December 10, 2011

A Voice Calling Out for Conversion Driven Theology

The Precursor demanded conversion of life because he wanted the Truth to be welcomed in the hearts of men.   Those who set themselves on the pathway toward spiritual maturity with contrite spirits and vigilant hope in the Lord know this conversion.  This is a turning away from darkness and shame.  It is a turning towards the light, towards complete authenticity, to real simplicity of heart.  The voice of the Lord converses which such a soul in his conscience, setting afire his inner sanctuary, guiding him deeper and deeper into his own illuminated humanity.

Duplicity is too painful to maintain before this truth.  One is driven by the need to rectify his life, to straighten out the crooked pathways of his heart, and to make restitution to those he has harmed no matter the price or humiliation.  This conversion turns us away from selfishness and sobers us about the games we play.  Lust for things is renounced and the drive to satisfy bloated appetites is checked.  Tears of regret flow over time wasted on silly diversions and squandered opportunities.  Gratitude for the time that remains springs from the heart.  One renews his commitment to the sacred bonds in which the mystery of one's life unfolds.   How short and fragile the gift of life is - there is not a moment to waste if we are to really love those God has entrusted to us!

Conversion flows from and leads to prayer.  One struck to the heart by his own sinfulness and need for mercy prostrates before the mystery of God's overwhelming holiness to humbly accept his place.  Contrition filled adoration blankets the heart.  Such a soul discovers the heartbreaking beauty of silence where God holds his Divine Breath waiting to be recognized by a cry of the heart.   Such silence is the wilderness where the Precursor's cry still echoes: this is the silence of Advent.  The Christian who has entered deep into this silence is ready to profoundly welcome the Word made flesh, to encounter Christ on a deeper level.

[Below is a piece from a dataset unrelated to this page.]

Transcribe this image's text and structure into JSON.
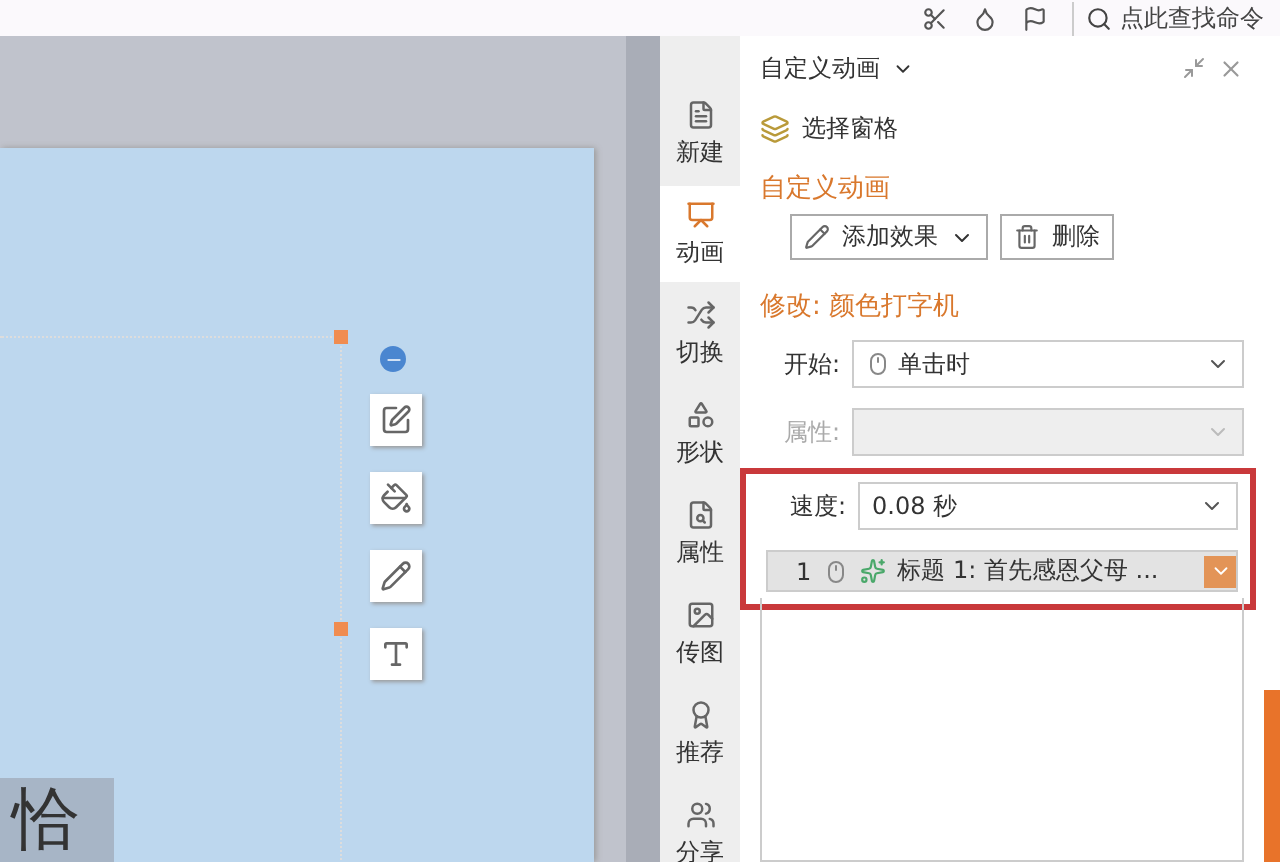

William of St. Thierry, disciple of St. Bernard, describes a deep theology which is not at the disposal of the thinker, but rather a gift for which one prepares with this whole life.  It is a gift enjoyed by the spiritually mature who have freed themselves of childish attachments, anxieties, and idleness.  Such a person has learned to distinguish God from the works of God, and realizes that as noble and necessary as the works of God are, they do not deserve the devotion of one's heart.  The heart is made for God, to be given to Him directly or through those He entrusts to us.  The spiritually mature live by such love and because they live in this way, they are prepared for a deep kind of prayer, a profound kind of theology, a contemplation that takes up the heights and depths of our humanity, continually transforming all of our activity from one horizon to the other, unifying thoughts and affections into an ever deeper existence of love -- an existence rooted in an ever deeper encounter with the Lord:

The Spirit of Life at once infuses himself by way of love and gives life to everything.  He lends his assistance to human weakness in prayer, in meditation, and in study.  Suddenly the memory becomes wisdom and tastes the good things of the Lord.  At the same moment, the thoughts to which the good things of God give rise are brought to the intellect to be formed into affections.  And then worthy thoughts are entertained of God, if indeed the word "thought" is correct.  There is only awareness of God's abundant sweetness.  This awareness leads to exultation, jubilation and a true encounter with the Lord in goodness on the part of the man who has sought him in simplicity of heart.  
The Golden Epistle, #249-250


  1. Dr. Lilles, excellent post! You might enjoy the homily I preached on yesterday's gospel:

    Fr. Philip Neri, OP

  2. "The heart is made for God, to be given to Him directly..." It is made for God in that it is empty? And this emptiness is to be given to Him? Are there other ways in which the heart is "made for God"? Other ways of giving one's heart to Him directly- ways that are not about emptiness? Rejoicing in Him, I suppose.? And I suppose one's heart is made to be full of Him. That phrase "to be given to Him directly" seems to have so much behind it, but I'm not sure what.

  3. Read C.S. Lewis' The Four Loves, the last chapter on charity. Really illuminating. In particular, what he says about the "Need-love" of Him and each other.